Tax season brings with it a variety of headaches, but there is one that can be especially costly for consumers: refund anticipation loans, or RALs.
These loans, typically used by low-income consumers who lack bank accounts, provide filers with quick money, taken out as an advance against their expected refund amount. They often carry annualized interest rates in excess of 30 percent, and sometimes as high as 500 percent. Many consumer advocates say they are so expensive that they should never be used.
"I absolutely think that they should be illegal," says Sally Greenberg, executive director of the National Consumers League. "Invariably, the interest charged is extreme, and it's yet another example of taking money out of poor people's pockets and robbing them of scarce funds."
According to a report released last week by the National Consumer Law Center and Consumer Federation of America, 9 million Americans, or 6.2 percent of taxpayers, took out RALs in 2006 and paid a total of $900 million in loan fees. That represents a decline from a high of 12.4 million taxpayers in 2004, but the organizations say the change might reflect better data, not an actual reduction in use.

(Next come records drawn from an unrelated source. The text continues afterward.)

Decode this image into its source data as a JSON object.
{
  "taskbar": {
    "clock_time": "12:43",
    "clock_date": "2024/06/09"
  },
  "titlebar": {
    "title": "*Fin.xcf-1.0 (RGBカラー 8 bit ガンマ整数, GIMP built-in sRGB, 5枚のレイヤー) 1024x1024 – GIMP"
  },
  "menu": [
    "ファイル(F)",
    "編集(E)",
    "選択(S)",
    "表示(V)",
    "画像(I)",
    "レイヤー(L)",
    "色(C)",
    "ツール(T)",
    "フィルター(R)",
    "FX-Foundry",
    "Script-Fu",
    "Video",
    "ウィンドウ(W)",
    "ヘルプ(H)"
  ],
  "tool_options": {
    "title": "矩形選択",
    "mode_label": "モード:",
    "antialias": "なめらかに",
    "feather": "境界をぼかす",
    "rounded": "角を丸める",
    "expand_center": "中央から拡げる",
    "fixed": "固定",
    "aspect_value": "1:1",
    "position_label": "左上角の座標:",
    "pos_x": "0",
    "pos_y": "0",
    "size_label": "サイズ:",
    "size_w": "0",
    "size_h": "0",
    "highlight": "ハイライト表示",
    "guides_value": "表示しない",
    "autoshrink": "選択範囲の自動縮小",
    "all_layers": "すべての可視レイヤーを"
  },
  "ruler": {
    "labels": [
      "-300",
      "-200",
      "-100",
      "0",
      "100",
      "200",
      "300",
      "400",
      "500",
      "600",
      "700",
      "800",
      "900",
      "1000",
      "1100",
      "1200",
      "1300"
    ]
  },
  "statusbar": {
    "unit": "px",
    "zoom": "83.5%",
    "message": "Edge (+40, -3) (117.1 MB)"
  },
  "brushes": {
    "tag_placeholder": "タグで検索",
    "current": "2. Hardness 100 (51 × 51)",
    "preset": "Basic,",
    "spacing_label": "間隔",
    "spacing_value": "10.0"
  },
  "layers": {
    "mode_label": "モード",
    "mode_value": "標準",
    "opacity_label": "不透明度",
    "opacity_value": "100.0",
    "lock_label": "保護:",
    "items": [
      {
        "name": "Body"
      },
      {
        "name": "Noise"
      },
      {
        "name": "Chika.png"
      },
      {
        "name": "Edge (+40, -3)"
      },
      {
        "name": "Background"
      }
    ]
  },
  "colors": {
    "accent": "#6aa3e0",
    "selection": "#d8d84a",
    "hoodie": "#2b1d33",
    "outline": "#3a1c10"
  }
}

The loans are offered by banks through tax preparation services. Jackson Hewitt, which declined to say how many RALs it helped arrange last year, works with banks that charge around $95 in finance and account fees for a $2,600 refund anticipation loan, for example. Sheila Cort, spokeswoman for Jackson Hewitt, says the company discloses the fees to customers in a variety of ways, including the recent addition of a watermark on every page of RAL applications that says, "RAL is a loan."
H&R Block offers a $3,000 refund anticipation loan for around $62, including the account fee and finance charge. The company, which handled 3.85 million RALs last year, says that it advises clients that the fastest and cheapest way to get their refund is to file their taxes electronically and have the refund deposited directly into their account, which usually takes about 10 days.
But many consumers—according to the research firm Packaged Facts, as many as 28 million of them—lack bank accounts. H&R Block spokesman Dan Smith says that 40 percent of the company's clients who chose a RAL last year did not have a bank account, which means they would have had to wait three to six weeks for their refund checks to arrive by mail. "Many taxpayers face urgent financial needs, such as paying bills or emergency expenses, and want their money as soon as possible," he says.
"The main reason people take [RALs] out is that they get their money sooner," says Lynne Strang, spokeswoman for the American Financial Services Association, an industry group.
Jean Ann Fox, director of financial services for the Consumer Federation of America, says that not only are RALs expensive but they're also risky. "You run the risk that some of your deductions will be disallowed or you won't get as much of a refund as you expected—and now you owe the bank," she says.
Greenberg recommends that taxpayers in need of quick money join a credit union, which would offer loans at reasonable interest rates.
In other tax-related news, the Internal Revenue Service has warned taxpayers of new E-mail scams circulating. People have reported receiving E-mails that say they are from the IRS and direct the recipient to a website, often to collect an alleged refund. But the IRS tells taxpayers not to be fooled: Generally, the agency does not initiate contacts with taxpayers through E-mail, says Nancy Mathis, spokeswoman for the IRS.
• Readers: Have you ever used a refund anticipation loan? What else is on your mind this tax season?